The Automotive Service program is designed to provide the necessary educational background and practical training to repair today’s automobiles and light trucks. Automotive service technicians inspect, maintain, and repair automobiles and light trucks that run on gasoline, electricity, or alternative fuels such as ethanol. Automotive service technicians’ and mechanics’ responsibilities have evolved from simple mechanical repairs to high-level technology-related work. The increasing sophistication of automobiles requires workers who can use computerized shop equipment and work with electronic components while maintaining their skills with traditional hand tools.
Today, integrated electronic systems and complex computers regulate vehicles and their performance while on the road. Technicians must have an increasingly broad knowledge of how vehicles’ complex components work and interact.
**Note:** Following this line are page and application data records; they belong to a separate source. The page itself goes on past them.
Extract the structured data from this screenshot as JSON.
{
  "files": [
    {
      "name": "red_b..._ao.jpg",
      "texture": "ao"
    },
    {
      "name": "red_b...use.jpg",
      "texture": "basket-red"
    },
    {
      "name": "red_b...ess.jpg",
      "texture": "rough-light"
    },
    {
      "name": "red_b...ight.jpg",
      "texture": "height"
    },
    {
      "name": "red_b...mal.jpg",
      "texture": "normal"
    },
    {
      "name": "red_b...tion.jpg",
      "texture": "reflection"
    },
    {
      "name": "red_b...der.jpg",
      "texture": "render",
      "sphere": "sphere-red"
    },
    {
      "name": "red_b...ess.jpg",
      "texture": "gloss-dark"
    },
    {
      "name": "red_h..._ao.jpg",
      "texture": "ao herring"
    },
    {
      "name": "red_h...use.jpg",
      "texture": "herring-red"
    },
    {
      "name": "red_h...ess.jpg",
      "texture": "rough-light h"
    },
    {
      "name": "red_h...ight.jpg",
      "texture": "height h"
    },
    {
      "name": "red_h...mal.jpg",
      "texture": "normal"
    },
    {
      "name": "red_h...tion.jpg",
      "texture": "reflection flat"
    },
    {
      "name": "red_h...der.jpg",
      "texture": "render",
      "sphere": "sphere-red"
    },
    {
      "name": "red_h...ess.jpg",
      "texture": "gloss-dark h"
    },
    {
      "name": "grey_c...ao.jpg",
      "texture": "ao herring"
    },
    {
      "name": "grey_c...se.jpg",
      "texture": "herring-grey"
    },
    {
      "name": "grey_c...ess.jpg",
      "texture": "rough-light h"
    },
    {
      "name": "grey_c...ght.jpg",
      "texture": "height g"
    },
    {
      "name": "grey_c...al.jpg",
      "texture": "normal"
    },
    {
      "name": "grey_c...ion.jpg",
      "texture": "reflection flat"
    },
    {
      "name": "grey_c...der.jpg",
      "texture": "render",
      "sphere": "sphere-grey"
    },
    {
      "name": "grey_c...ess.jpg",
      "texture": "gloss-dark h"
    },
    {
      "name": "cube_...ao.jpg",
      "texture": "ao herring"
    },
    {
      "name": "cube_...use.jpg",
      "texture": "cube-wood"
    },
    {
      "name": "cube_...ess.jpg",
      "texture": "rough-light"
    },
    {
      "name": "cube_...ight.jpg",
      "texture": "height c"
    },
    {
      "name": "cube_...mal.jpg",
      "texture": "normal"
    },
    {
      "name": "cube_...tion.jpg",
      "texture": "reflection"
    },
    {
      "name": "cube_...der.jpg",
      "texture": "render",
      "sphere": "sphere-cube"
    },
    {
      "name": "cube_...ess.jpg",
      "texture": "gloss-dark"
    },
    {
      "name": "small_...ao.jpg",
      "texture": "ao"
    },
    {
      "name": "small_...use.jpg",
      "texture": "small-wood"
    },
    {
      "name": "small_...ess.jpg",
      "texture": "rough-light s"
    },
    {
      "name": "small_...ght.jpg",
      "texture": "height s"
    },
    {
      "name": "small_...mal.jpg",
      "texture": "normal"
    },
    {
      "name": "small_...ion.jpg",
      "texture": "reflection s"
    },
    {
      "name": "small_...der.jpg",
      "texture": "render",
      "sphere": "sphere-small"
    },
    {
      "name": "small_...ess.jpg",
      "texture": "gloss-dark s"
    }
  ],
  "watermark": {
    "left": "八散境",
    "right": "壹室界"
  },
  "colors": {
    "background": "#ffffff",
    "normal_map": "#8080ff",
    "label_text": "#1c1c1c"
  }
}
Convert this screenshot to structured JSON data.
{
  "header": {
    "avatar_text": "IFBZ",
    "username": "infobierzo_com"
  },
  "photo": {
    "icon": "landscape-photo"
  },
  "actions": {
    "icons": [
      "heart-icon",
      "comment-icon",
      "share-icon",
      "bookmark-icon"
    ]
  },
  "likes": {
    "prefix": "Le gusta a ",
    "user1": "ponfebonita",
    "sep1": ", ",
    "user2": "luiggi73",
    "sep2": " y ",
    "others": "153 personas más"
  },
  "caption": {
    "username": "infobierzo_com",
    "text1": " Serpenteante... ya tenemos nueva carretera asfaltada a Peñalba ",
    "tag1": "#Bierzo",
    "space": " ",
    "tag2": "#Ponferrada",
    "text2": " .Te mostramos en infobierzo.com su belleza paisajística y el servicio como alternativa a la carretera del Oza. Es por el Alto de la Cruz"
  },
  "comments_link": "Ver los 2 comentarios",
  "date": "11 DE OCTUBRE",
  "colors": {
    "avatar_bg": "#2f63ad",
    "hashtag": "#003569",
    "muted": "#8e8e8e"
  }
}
They also must be able to work with electronic diagnostic equipment and digital manuals and reference materials.
Graduates of the Automotive Service program can become employed as a repair service estimator, automotive service writer, auto repair technician, shop foreman, or specialty shop technician.
According to Lightcast Economic Modeling, the median salary for an automotive career is $46,883.